- Opening Delimiter -

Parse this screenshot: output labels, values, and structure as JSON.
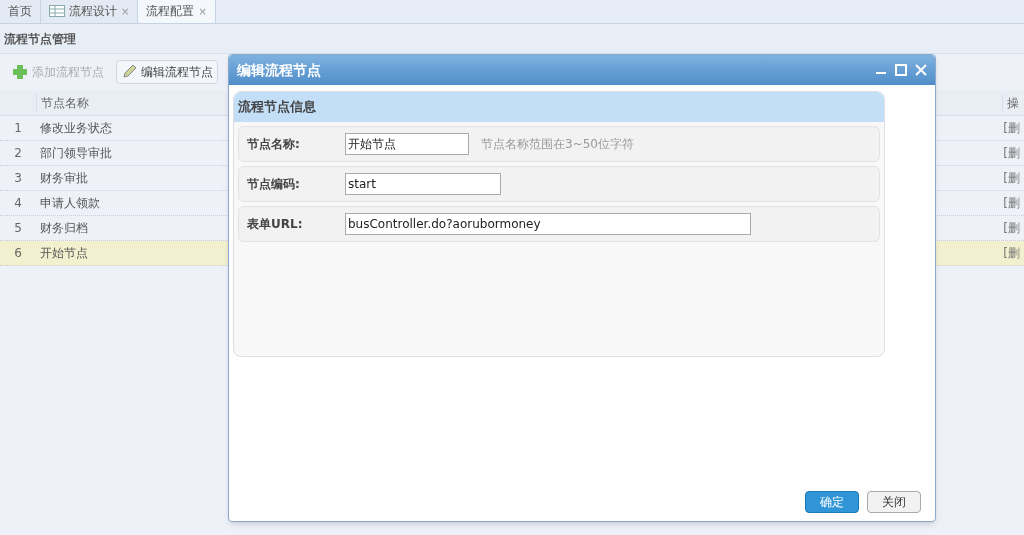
{
  "tabs": [
    {
      "label": "首页",
      "icon": false,
      "closable": false,
      "selected": false
    },
    {
      "label": "流程设计",
      "icon": true,
      "closable": true,
      "selected": false
    },
    {
      "label": "流程配置",
      "icon": false,
      "closable": true,
      "selected": true
    }
  ],
  "close_mark": "×",
  "panel": {
    "title": "流程节点管理"
  },
  "toolbar": [
    {
      "label": "添加流程节点",
      "kind": "add",
      "disabled": true
    },
    {
      "label": "编辑流程节点",
      "kind": "edit",
      "disabled": false
    }
  ],
  "table": {
    "columns": [
      "节点名称",
      "操"
    ],
    "rows": [
      {
        "index": "1",
        "name": "修改业务状态",
        "action": "[删",
        "selected": false
      },
      {
        "index": "2",
        "name": "部门领导审批",
        "action": "[删",
        "selected": false
      },
      {
        "index": "3",
        "name": "财务审批",
        "action": "[删",
        "selected": false
      },
      {
        "index": "4",
        "name": "申请人领款",
        "action": "[删",
        "selected": false
      },
      {
        "index": "5",
        "name": "财务归档",
        "action": "[删",
        "selected": false
      },
      {
        "index": "6",
        "name": "开始节点",
        "action": "[删",
        "selected": true
      }
    ]
  },
  "dialog": {
    "title": "编辑流程节点",
    "section": "流程节点信息",
    "fields": [
      {
        "label": "节点名称:",
        "value": "开始节点",
        "hint": "节点名称范围在3~50位字符"
      },
      {
        "label": "节点编码:",
        "value": "start"
      },
      {
        "label": "表单URL:",
        "value": "busController.do?aorubormoney"
      }
    ],
    "buttons": [
      {
        "label": "确定",
        "primary": true
      },
      {
        "label": "关闭",
        "primary": false
      }
    ]
  }
}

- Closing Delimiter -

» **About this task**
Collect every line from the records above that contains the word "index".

» **Task response**
        "index": "1",
        "index": "2",
        "index": "3",
        "index": "4",
        "index": "5",
        "index": "6",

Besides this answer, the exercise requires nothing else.